MINNEAPOLIS – Presbyterian leaders strongly backed a proposal Friday calling for the U.S. government to end aid to Israel unless the country stops settlement expansions in disputed Palestinian territories. The move was immediately criticized by Jewish groups.

But other aspects of the report on Middle East issues adopted by delegates of the Presbyterian Church (U.S.A.) earned qualified praise from pro-Israel organizations, which have long taken issue with various Presbyterian statements on Middle East peace.

The report is meant as a guide for the denomination’s more than 2 million members in many facets of the Israeli-Palestinian relationship. It was approved with 82 percent of the vote during the church’s annual general assembly in Minneapolis.

Ethan Felson, vice president of the Jewish Council for Public Affairs, said he still took issue with major aspects of the report, but said it contained “important signals” that could lessen long-standing tension between Presbyterians and pro-Israel Jews.

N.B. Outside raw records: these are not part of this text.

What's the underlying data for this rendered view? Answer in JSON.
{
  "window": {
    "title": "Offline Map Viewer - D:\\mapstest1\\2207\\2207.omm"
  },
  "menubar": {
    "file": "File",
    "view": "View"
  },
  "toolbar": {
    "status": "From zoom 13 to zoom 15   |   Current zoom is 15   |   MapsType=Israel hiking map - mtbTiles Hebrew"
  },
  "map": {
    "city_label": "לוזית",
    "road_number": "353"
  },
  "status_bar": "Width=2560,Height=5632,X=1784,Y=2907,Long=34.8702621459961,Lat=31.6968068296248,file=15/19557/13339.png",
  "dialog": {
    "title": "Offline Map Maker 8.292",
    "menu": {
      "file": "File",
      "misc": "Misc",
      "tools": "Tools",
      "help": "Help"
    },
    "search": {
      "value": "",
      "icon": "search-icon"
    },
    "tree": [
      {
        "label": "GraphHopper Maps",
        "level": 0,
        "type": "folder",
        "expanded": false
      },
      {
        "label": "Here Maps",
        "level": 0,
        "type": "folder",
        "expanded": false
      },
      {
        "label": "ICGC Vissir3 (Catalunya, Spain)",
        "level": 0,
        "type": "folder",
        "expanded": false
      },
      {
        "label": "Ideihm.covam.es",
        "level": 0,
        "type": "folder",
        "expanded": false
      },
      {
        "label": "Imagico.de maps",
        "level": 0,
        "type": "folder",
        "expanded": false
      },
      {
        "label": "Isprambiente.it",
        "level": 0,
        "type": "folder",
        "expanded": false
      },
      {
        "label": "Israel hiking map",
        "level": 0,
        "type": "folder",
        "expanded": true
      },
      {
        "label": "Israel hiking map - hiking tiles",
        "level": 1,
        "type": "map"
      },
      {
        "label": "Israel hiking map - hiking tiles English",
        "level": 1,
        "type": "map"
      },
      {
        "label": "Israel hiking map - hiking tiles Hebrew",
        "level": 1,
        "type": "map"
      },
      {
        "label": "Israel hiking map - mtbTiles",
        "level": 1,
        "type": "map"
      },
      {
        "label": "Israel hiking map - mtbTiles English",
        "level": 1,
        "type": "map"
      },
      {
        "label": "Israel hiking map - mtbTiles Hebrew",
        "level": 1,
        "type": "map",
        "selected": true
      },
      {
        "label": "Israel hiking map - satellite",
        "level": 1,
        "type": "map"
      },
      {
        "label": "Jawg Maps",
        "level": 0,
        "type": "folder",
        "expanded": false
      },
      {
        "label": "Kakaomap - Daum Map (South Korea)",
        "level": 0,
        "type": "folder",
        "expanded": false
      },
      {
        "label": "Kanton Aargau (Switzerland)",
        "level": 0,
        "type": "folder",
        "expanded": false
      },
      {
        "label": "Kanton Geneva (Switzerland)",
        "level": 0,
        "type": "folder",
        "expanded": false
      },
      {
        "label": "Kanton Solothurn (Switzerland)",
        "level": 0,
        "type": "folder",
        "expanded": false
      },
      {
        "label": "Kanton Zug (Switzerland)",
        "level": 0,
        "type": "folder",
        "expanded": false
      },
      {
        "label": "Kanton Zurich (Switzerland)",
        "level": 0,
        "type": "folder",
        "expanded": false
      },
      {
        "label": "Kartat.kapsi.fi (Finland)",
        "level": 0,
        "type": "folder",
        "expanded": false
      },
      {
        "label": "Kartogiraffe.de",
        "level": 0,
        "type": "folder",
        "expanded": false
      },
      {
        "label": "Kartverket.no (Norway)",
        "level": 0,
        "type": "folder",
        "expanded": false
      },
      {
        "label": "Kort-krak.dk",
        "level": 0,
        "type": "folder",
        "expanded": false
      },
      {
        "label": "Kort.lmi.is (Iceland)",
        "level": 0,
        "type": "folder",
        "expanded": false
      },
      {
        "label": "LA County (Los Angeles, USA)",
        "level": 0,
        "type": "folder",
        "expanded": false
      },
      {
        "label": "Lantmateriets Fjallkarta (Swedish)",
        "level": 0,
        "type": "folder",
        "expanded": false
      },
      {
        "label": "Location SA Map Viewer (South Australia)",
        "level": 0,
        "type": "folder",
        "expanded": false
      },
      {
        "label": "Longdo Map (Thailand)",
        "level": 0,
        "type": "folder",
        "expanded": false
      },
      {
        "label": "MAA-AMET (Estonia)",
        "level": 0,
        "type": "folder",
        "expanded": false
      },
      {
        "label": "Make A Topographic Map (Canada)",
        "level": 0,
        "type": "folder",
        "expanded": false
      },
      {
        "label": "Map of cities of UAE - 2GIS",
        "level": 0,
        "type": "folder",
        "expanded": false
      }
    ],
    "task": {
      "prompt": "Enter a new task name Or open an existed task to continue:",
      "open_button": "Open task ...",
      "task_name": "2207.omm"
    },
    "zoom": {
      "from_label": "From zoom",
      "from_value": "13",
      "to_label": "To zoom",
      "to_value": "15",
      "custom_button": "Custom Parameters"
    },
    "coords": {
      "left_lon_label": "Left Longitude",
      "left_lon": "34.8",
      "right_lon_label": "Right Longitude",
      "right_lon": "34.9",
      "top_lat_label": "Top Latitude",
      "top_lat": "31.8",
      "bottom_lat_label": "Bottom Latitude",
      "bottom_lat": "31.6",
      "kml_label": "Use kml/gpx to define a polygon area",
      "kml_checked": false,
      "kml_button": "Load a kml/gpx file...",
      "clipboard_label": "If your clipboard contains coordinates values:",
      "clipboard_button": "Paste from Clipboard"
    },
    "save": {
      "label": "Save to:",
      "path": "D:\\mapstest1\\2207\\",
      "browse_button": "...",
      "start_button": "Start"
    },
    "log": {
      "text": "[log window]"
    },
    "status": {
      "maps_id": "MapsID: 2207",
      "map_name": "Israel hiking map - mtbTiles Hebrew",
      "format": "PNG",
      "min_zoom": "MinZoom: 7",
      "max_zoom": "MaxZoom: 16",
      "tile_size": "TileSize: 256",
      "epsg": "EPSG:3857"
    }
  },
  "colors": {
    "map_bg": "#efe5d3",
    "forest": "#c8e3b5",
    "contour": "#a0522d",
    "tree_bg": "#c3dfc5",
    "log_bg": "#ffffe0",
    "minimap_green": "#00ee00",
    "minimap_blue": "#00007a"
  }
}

He said it strengthens support for Israel’s right to exist and removes comparisons of Israeli policy to apartheid.

The Anti-Defamation League said the report managed to “avoid a rupture with Jewish people, but bias against Israel continues.”

The Protestant denomination’s relationship with Jewish groups took a hit in 2004, when its general assembly voted to authorize “phased selective divestment in multinational corporations operating in Israel” because of Israel’s policies toward Palestinians. That stance has since been softened, and this year convention delegates voted down an amendment to the Middle East report that would have put divestment back on the table.

Also at the convention, delegates voted Thursday for a more liberal policy on gay clergy but decided not to redefine marriage in their church constitution to include same-sex couples. Approval of both measures could have made the Presbyterian Church (U.S.A.) one of the most gay-friendly major Christian denominations in the U.S.

Even the more liberal stance on gay clergy faces more debate before it can become church policy. A majority of the church’s 173 U.S. presbyteries must approve it. Two years ago a similar measure was sent out to presbyteries but died when 94 of them voted against it.

On Friday, delegates voted down a motion to reconsider the marriage vote. It needed a two-thirds majority to come back to the floor and got just 40 percent.